Growing up, most of us had that scary house down the street that we all knew was haunted. And when Halloween would roll around, you’d dare your friends to knock on their door, peek inside…or at least touch foot in the yard. So for October, we thought we’d try to evoke some of that spooky fun nostalgia with Los Angeles-based conceptual photographer Quavondo’s haunted house image on our promo. Printed by Modern Postcard, our card should take you back to that old house in your childhood neighborhood…
Quavondo filled me in on the process he went through to get this eerie shot:

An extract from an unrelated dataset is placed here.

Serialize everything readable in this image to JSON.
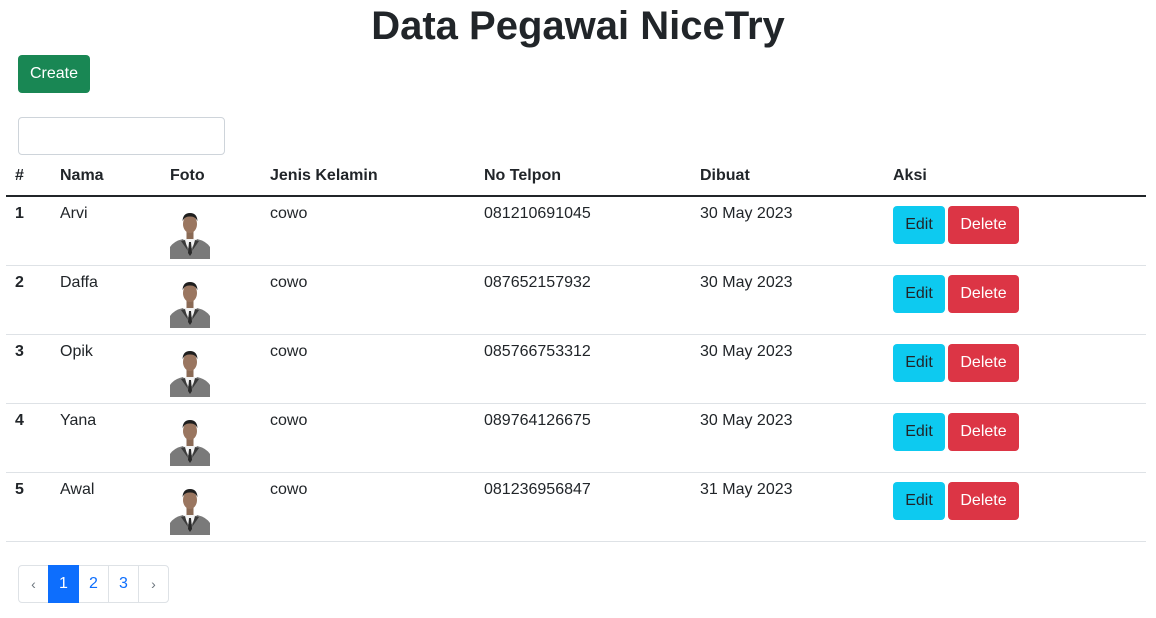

The idea for this photo came to mind when I was driving one day. I saw this big abandoned building along the highway, so I pulled over to see if I could get closer to it. Right away, I noticed that it was heavily fenced (2 layers of fencing) and there were cameras all around. I decided to pull up as close as I could and whipped out my camera, shooting through the first set of fences, the building was still a little far away. I got off about four shots and noticed a security guy coming for me. I quickly jumped in my car and took off. I didn’t want to risk losing the images.
I knew there was going to be a lot of work done to this image in post-processing to clean it up because there were fence posts everywhere, along with signs, trees, and the mood of the scene would have to be fixed. I was still happy though because all I needed was the building, and I got it.
The next step in the process was to find the right gate to use for the image. I envisioned an old cast iron fence in my head. It took a lot of driving around Portland, down almost every street, but finally I found the one that I was looking for. It took over a year, but I found it nonetheless.
Finding talent was easy. My hair/make-up artist Madeline Roosevelt has an adorable son, Marius, that I just love shooting so I knew right away that I wanted to use him, along with Tasi, the daughter of one of my models. I shot two different scenarios for this, one with them as ghosts and the other one with them in Native American costumes. I shot them in front of the gate at different angles because I wasn’t sure which view would look best with the haunted house.
After I got all the pieces together, I reached out to my friend Rosen Dukov who’s a master in Photoshop, to do the initial mood of the photo, then I did the tweaking after he handed it back. I made the kids a little smaller than the original shot only to magnify the grandness of the gates and haunted house. And what you see here is the final result, a total of one and a half years in the making.
If you’re ready to take your marketing to the next level with print or email promos, reach out!